What about using a nearly closed area for condensing steam? This works better than the above open sheet method but is still not that practical in a primitive environment due to the need to carefully control steam flow, and the size of the cooling area needs to be large.
Again too much flow easily overwhelms the surface area and will produce no or a small amount of distilled water. The heat from the fire producing hot air needs to be directed away from the condensing area. For this method one can use 10 foot galvanized steel roof rain down tubes, air-conditioning duct piping without insulation, or sheet metal vent pipes.

The tests with this scheme were done using only one section of aluminum 3” vent flexible pipe 7 ft long. The open upper end needs to be nearly closed off so that it limits the steam flow. When properly adjusted, I was able to get 1 cup of water every 1.5 hour using this 3” by 7-foot method. If one had enough of these pipes and a way of directing the steam flow into each then one could produce sufficient water for drinking. One advantage of is this method is it can be made to limit the contaminants in the air from entering into the distilled output.

Speculating now, if one had the space to do it, probably outdoors; one could build a porcupine looking half circle made out of 5-10 rain down spouts. One would take a bunch of these 8-10 foot rectangular tubes made out of galvanized steel, and join the open end (down ward direction) in a hemisphere shape. The upper closed end would have a small hole that could be adjusted by partly closing it off to maximize water output. I am thinking the ones that are nearly vertical would work best with a small air escape hole, and the ones that are more diagonal would work best with a slightly bigger hole. The water would collect on the inside as the outside cools off. As the water runs down the pipe and gets close to the end there could be smaller catching tubing that could be positioned to allow the water to run off into a collection point. The fire would be built off to one side and the steam diverted by use of air ducting into this hemisphere. Heat from the fire would be directed away from entering the tubes.

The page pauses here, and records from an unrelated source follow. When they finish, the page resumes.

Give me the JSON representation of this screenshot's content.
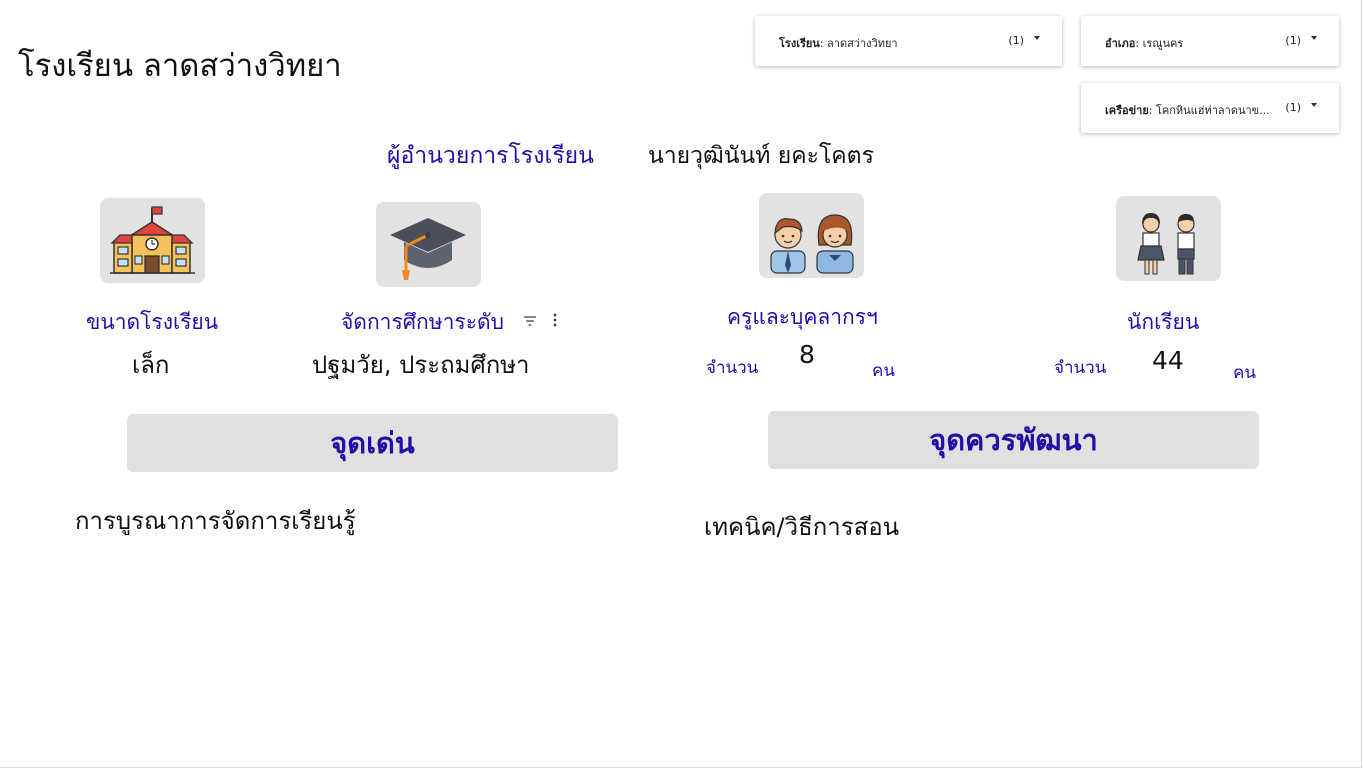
{
  "page": {
    "school_title": "โรงเรียน ลาดสว่างวิทยา"
  },
  "filters": [
    {
      "key": "โรงเรียน",
      "value": "ลาดสว่างวิทยา",
      "count": "(1)"
    },
    {
      "key": "อำเภอ",
      "value": "เรณูนคร",
      "count": "(1)"
    },
    {
      "key": "เครือข่าย",
      "value": "โคกหินแฮ่ท่าลาดนาข...",
      "count": "(1)"
    }
  ],
  "director": {
    "label": "ผู้อำนวยการโรงเรียน",
    "name": "นายวุฒินันท์ ยคะโคตร"
  },
  "cards": {
    "school_size": {
      "label": "ขนาดโรงเรียน",
      "value": "เล็ก",
      "icon": "school-building-icon"
    },
    "education_level": {
      "label": "จัดการศึกษาระดับ",
      "value": "ปฐมวัย, ประถมศึกษา",
      "icon": "graduation-cap-icon"
    },
    "staff": {
      "label": "ครูและบุคลากรฯ",
      "count_label": "จำนวน",
      "count": "8",
      "unit": "คน",
      "icon": "teachers-icon"
    },
    "students": {
      "label": "นักเรียน",
      "count_label": "จำนวน",
      "count": "44",
      "unit": "คน",
      "icon": "students-icon"
    }
  },
  "sections": {
    "strengths": {
      "title": "จุดเด่น",
      "text": "การบูรณาการจัดการเรียนรู้"
    },
    "improvements": {
      "title": "จุดควรพัฒนา",
      "text": "เทคนิค/วิธีการสอน"
    }
  },
  "colors": {
    "accent": "#1f0fa8",
    "tile_bg": "#e2e2e2",
    "section_bg": "#e0e0e0"
  }
}
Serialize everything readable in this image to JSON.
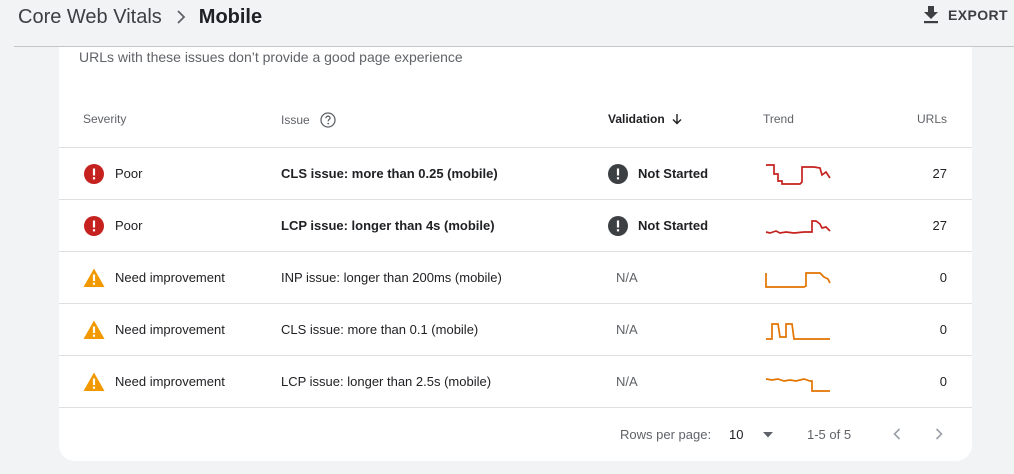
{
  "header": {
    "breadcrumb_parent": "Core Web Vitals",
    "breadcrumb_current": "Mobile",
    "export_label": "EXPORT"
  },
  "card": {
    "subtitle": "URLs with these issues don’t provide a good page experience"
  },
  "table": {
    "columns": {
      "severity": "Severity",
      "issue": "Issue",
      "validation": "Validation",
      "trend": "Trend",
      "urls": "URLs"
    },
    "rows": [
      {
        "severity": "Poor",
        "severity_level": "poor",
        "issue": "CLS issue: more than 0.25 (mobile)",
        "validation": "Not Started",
        "urls": "27",
        "trend_color": "#c5221f"
      },
      {
        "severity": "Poor",
        "severity_level": "poor",
        "issue": "LCP issue: longer than 4s (mobile)",
        "validation": "Not Started",
        "urls": "27",
        "trend_color": "#c5221f"
      },
      {
        "severity": "Need improvement",
        "severity_level": "warning",
        "issue": "INP issue: longer than 200ms (mobile)",
        "validation": "N/A",
        "urls": "0",
        "trend_color": "#e37400"
      },
      {
        "severity": "Need improvement",
        "severity_level": "warning",
        "issue": "CLS issue: more than 0.1 (mobile)",
        "validation": "N/A",
        "urls": "0",
        "trend_color": "#e37400"
      },
      {
        "severity": "Need improvement",
        "severity_level": "warning",
        "issue": "LCP issue: longer than 2.5s (mobile)",
        "validation": "N/A",
        "urls": "0",
        "trend_color": "#e37400"
      }
    ]
  },
  "pagination": {
    "rows_per_page_label": "Rows per page:",
    "rows_per_page_value": "10",
    "range": "1-5 of 5"
  },
  "colors": {
    "poor": "#c5221f",
    "warning": "#f29900",
    "validation_icon": "#3c4043"
  }
}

Another idea: I bet one could take 2 garbage cans or two 55 gallon tanks or any 2 large metal containers and make a water distillation unit. Visualize two garbage cans lying horizontally on something that blocks it about 4 or 5 ft off the ground. Set the bottoms facing each other and flush with each other. In the center off to one side (not under the cans) visualize a fire built with water in a pan above it. Run an air ducting vent pipe from over the boiling water to divert the steam into a cut hole in each can. This would be big enough to allow the steam to enter near the bottom of each can (right over the steam). The cans have their lids in place and taped shut. A small hole (let the air out) may be needed in the lid to tune it up to producing maximum distilled output water. Because of the tapered shape of a garbage can the water would run toward the lid of the can and out into a small catching container. All of the above methods use air to take away enough heat to allow the steam to condense as water this takes a lot of surface area if no movement of the air is present. It would be much more efficient to use a fan on the outside of the cooling surface. However, in a primitive environment this will not be likely due to then need for electrical power, thus I did not do any testing in this direction.

If one had available a car radiator or car heater unit turned diagonal and allowed steam into the top in a slow controlled way so that no steam came out the bottom then one could collect the distilled water as it ran out the bottom. This would take some cleaning and purging of used radiators to get all the foreign chemicals out.

Offered by Mike.